4 reasons to worry about rising oil prices
February 27, 2012
When financial officials from G-20 countries met in Mexico recently, there were many issues to discuss, but one of them leaped to the forefront: fast-rising oil prices.
Oil futures have surged to well over $100 a barrel recently, as a planned European boycott of Iranian oil threatens to squeeze supply. In response, Saudi Arabia has pledged to produce oil at its full capacity, and U.S. Treasury Secretary Tim Geithner said that the nation may deploy some of its strategic oil reserves to augment supply.
Is this a long-term rise in the price of oil, or just short-term speculation? A look at the price pattern in the oil futures market suggests it might be speculation. Higher oil prices are concentrated in contracts expiring over the next two years, with sharply lower prices thereafter. This suggests that traders don't have conviction that these higher prices are here to stay.

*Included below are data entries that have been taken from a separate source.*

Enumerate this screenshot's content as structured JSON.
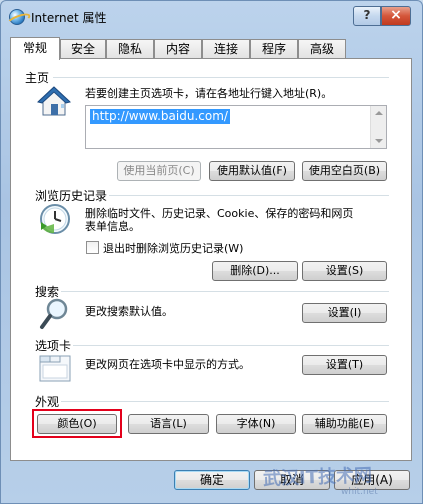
{
  "window": {
    "title": "Internet 属性",
    "help_label": "?",
    "close_label": "×"
  },
  "tabs": [
    {
      "label": "常规",
      "active": true
    },
    {
      "label": "安全"
    },
    {
      "label": "隐私"
    },
    {
      "label": "内容"
    },
    {
      "label": "连接"
    },
    {
      "label": "程序"
    },
    {
      "label": "高级"
    }
  ],
  "home": {
    "title": "主页",
    "desc": "若要创建主页选项卡，请在各地址行键入地址(R)。",
    "url": "http://www.baidu.com/",
    "use_current": "使用当前页(C)",
    "use_default": "使用默认值(F)",
    "use_blank": "使用空白页(B)"
  },
  "history": {
    "title": "浏览历史记录",
    "desc_line1": "删除临时文件、历史记录、Cookie、保存的密码和网页",
    "desc_line2": "表单信息。",
    "checkbox_label": "退出时删除浏览历史记录(W)",
    "delete_button": "删除(D)...",
    "settings_button": "设置(S)"
  },
  "search": {
    "title": "搜索",
    "desc": "更改搜索默认值。",
    "settings_button": "设置(I)"
  },
  "tabs_section": {
    "title": "选项卡",
    "desc": "更改网页在选项卡中显示的方式。",
    "settings_button": "设置(T)"
  },
  "appearance": {
    "title": "外观",
    "colors_button": "颜色(O)",
    "languages_button": "语言(L)",
    "fonts_button": "字体(N)",
    "accessibility_button": "辅助功能(E)"
  },
  "footer": {
    "ok": "确定",
    "cancel": "取消",
    "apply": "应用(A)"
  },
  "watermark": {
    "text": "武汉IT技术网",
    "url": "whit.net"
  }
}
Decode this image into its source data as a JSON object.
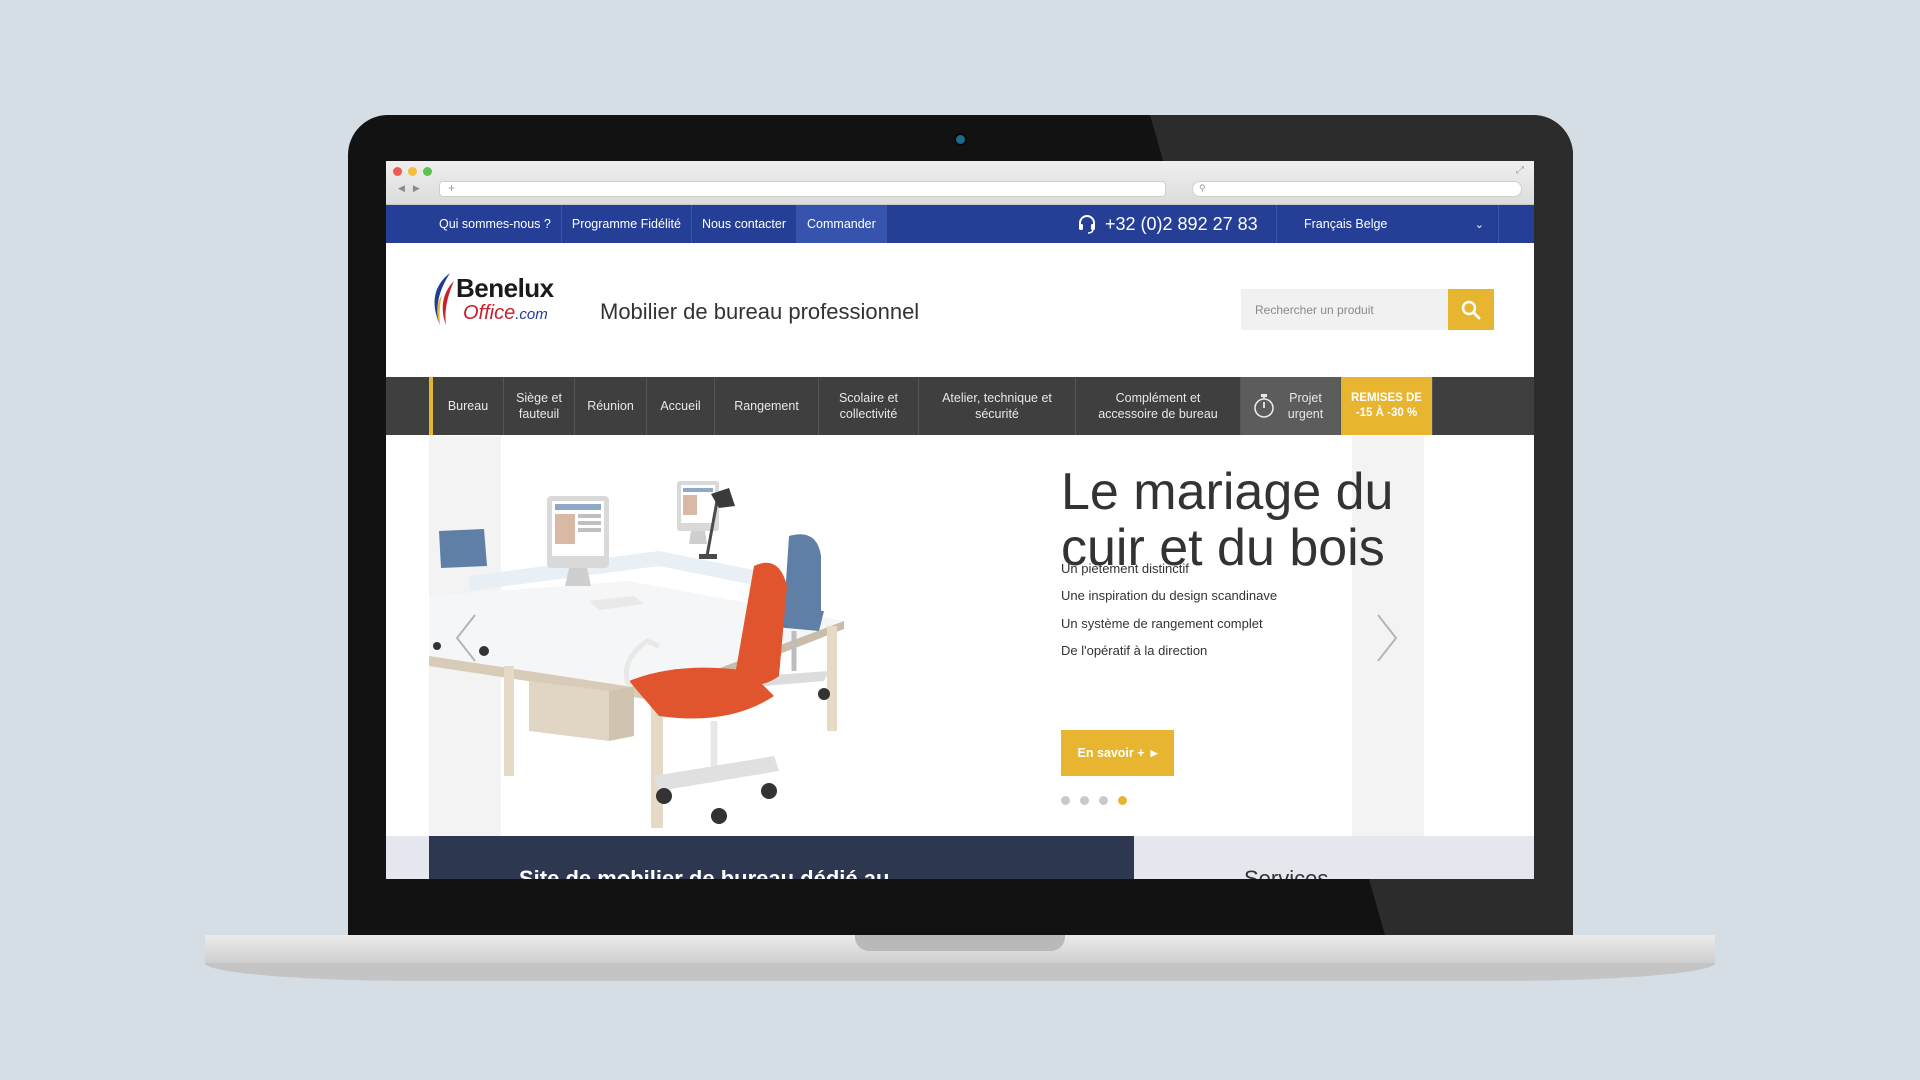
{
  "topbar": {
    "links": [
      {
        "label": "Qui sommes-nous ?"
      },
      {
        "label": "Programme Fidélité"
      },
      {
        "label": "Nous contacter"
      },
      {
        "label": "Commander"
      }
    ],
    "phone": "+32 (0)2 892 27 83",
    "language": "Français Belge"
  },
  "header": {
    "logo_name": "Benelux",
    "logo_sub": "Office",
    "logo_suffix": ".com",
    "tagline": "Mobilier de bureau professionnel",
    "search_placeholder": "Rechercher un produit"
  },
  "nav": {
    "items": [
      {
        "label": "Bureau"
      },
      {
        "label": "Siège et fauteuil"
      },
      {
        "label": "Réunion"
      },
      {
        "label": "Accueil"
      },
      {
        "label": "Rangement"
      },
      {
        "label": "Scolaire et collectivité"
      },
      {
        "label": "Atelier, technique et sécurité"
      },
      {
        "label": "Complément et accessoire de bureau"
      }
    ],
    "urgent_label": "Projet urgent",
    "promo_label": "REMISES DE -15 À -30 %"
  },
  "hero": {
    "title_line1": "Le mariage du",
    "title_line2": "cuir et du bois",
    "features": [
      "Un piètement distinctif",
      "Une inspiration du design scandinave",
      "Un système de rangement complet",
      "De l'opératif à la direction"
    ],
    "cta_label": "En savoir +",
    "slide_count": 4,
    "active_slide": 4
  },
  "bottom": {
    "left_title": "Site de mobilier de bureau dédié au",
    "right_title": "Services"
  },
  "colors": {
    "topbar": "#253f96",
    "accent": "#e8b530",
    "nav": "#3f3f3f"
  }
}
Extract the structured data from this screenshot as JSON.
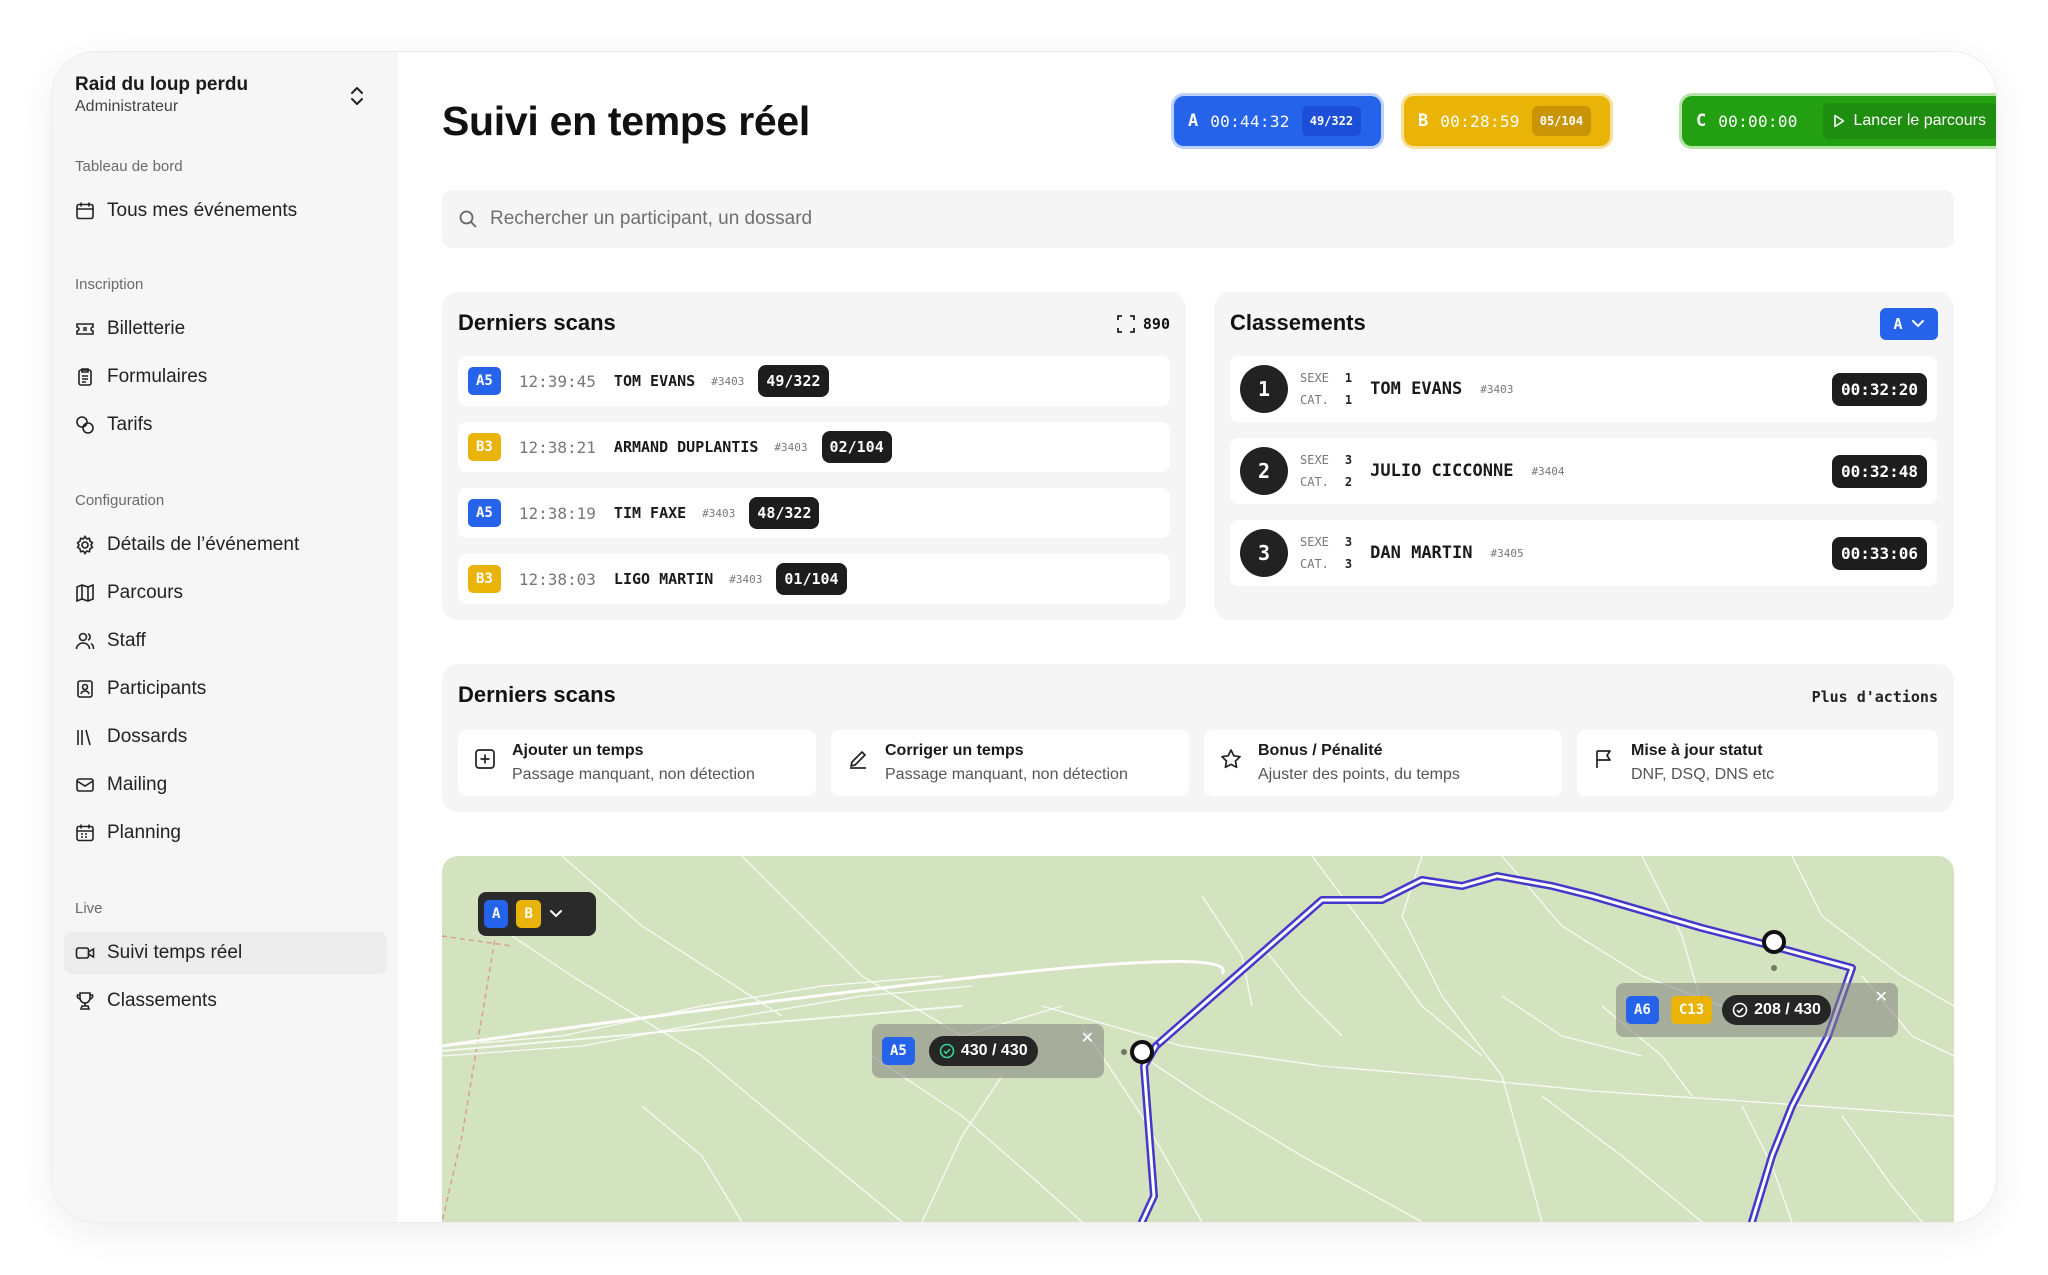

Regardless of whether it is simply a product of short-term speculation, the high price of oil has to be taken seriously. Here are four reasons why the economy is especially sensitive to the inflationary effect of higher oil prices right now:
- The U.S. recovery still needs to build momentum. Last year ended on an encouraging note, but this recovery has seen false starts before. GDP growth must continue to build, and then be sustained, in order for there to be significant progress in bringing down unemployment.
- Demand from Europe is likely to slow. The global economy is already facing a headwind in the form of austerity measures being put in place by a number of European economies to address their debt problems. Higher oil prices would represent an additional drag on global spending.
- Inflation is already ahead of savings account rates. Under normal circumstances, inflation would seem pretty mild right now, but in proportion to savings account interest rates, even 3 percent inflation is unusually high. For many people, these low savings account rates are sapping their incomes, and inflation is eroding the value of their principal. This isn't bad for only those depositors -- it also is draining wealth out of the economy.
- Americans need to balance spending and saving. Even without the European and oil challenges, the economy was already facing a pretty tough task. After years of chronically low savings rates, Americans need to reduce debt and build up savings, while still spending enough to keep the economy humming. That's a tall order, even without adding price and demand disruptions to the mix.
There is a feeling of deja vu about this, because oil prices also spiked in the early part of last year. That proved to be a speculative rally that didn't last, but it may have played a role in slowing economic growth in the first half of 2011. A repeat performance could prolong the agony of a painfully slow recovery.